Singapore’s competitive corporate tax rates
If Brexit is not a defining reason, then what are the benefits of moving? What is the pull of Singapore?
The country is rapidly becoming Asia’s business epicentre, has been consistently hailed as ‘the land of opportunity’, and a number of international corporations such as Nielsen and Procter & Gamble have announced plans to establish a presence there. Dyson is concentrating on Singapore, not because he is thinking short-term, but the opposite. He understands that the growing market for his company’s products lies in the Far East.
International companies who headquarter themselves in Singapore can also see corporation tax (currently 17%, compared with 19% in the UK) fall to 5% or even 0%, thanks to lengthy tax breaks and generous incentives for those who create jobs. There are no capital gains or inheritance tax in Singapore, while in the UK inheritance tax is charged at 40% on anything above £450,000.
Besides having one of the lowest corporate tax rates, Singapore is also considered by many as the gateway to Association of Southeast Asian Nations (ASEAN). It is a first-class technology hub and has become a preferred destination for businesses looking to springboard into the region’s developing markets, and according to Singapore’s Economic Development Board (EDB), 80 out of the world’s top 100 tech firms have operations in the city. In 2018, EDB anchored investments committing $10.9bn in fixed asset investments and $6.2bn in total business expenditure per annum.
Access to highly-skilled workforce
Singapore also consistently ranks high in country classifications. The 2017 Bloomberg Innovation Index places the country sixth in the world, just ahead of Japan and the US, and Singapore ranks second among 190 economies in the World Bank’s Ease of Doing Business 2018 report. The innovative working environment, alongside a large local pool of talent reinforces the country’s reputation as having one of the most productive and motivated workforces in the region, landing third place in the IMD World Competitiveness Yearbook, which details the most competitive economies in the world.
Backed by its advanced manufacturing capabilities and highly skilled workforce, Singapore can play a leading role in autonomous vehicles and smart mobility, and this is another motive for Dyson committing to the nation, following the decision to produce the Dyson electric car in Singapore from 2020.
Gateway to Asia

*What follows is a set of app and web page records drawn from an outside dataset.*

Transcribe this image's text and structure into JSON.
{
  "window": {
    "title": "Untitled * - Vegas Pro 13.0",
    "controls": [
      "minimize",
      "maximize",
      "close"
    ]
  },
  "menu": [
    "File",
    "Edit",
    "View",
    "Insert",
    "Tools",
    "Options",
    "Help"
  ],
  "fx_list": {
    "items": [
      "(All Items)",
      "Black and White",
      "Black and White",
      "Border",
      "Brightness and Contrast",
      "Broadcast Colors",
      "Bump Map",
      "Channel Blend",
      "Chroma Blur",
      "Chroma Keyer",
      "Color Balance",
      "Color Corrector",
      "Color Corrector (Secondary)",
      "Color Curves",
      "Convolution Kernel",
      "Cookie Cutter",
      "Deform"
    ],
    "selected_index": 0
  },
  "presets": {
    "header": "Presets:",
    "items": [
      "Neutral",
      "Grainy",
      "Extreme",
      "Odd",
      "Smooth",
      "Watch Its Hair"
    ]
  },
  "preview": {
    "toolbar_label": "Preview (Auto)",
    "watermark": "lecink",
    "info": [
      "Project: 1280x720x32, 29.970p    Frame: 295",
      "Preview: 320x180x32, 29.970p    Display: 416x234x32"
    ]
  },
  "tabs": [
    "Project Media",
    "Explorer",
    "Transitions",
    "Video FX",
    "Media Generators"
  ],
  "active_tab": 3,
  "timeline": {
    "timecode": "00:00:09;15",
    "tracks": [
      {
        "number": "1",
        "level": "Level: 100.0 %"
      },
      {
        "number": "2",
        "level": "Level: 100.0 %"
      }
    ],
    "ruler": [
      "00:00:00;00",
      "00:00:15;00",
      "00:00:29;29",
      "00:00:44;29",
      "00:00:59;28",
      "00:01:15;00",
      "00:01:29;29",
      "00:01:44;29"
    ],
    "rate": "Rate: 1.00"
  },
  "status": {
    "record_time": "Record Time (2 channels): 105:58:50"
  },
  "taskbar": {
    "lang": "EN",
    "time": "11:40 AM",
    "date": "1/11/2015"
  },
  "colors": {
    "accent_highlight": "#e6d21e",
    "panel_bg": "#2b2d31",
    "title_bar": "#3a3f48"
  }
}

The country is strategically located at the crossroads of the main trade and shipping routes of the world, including the major sea route between India and China. This puts Dyson on the doorstep of China, the world’s biggest electronic vehicle (EV) market, without exposing the company to China’s tight trade controls and lax intellectual property protections.
In spite of Singapore’s small market size, with a population of just over five million, it has secured 22 bilateral and regional FTAs and has recently signed the European Union-Singapore Free Trade Agreement (EUSFTA) and the Comprehensive and Progressive Trans-Pacific Partnership (CPTPP).
These effectively unlock all of the world’s major markets to Singapore-based enterprises, which is all the more appealing as the US-China trade war shows no sign of waning.
It seems that the way forward is not to discredit businesses for daring to relocate parts of their operations overseas, but to generate a healthy and attractive environment which enables Britain to compete.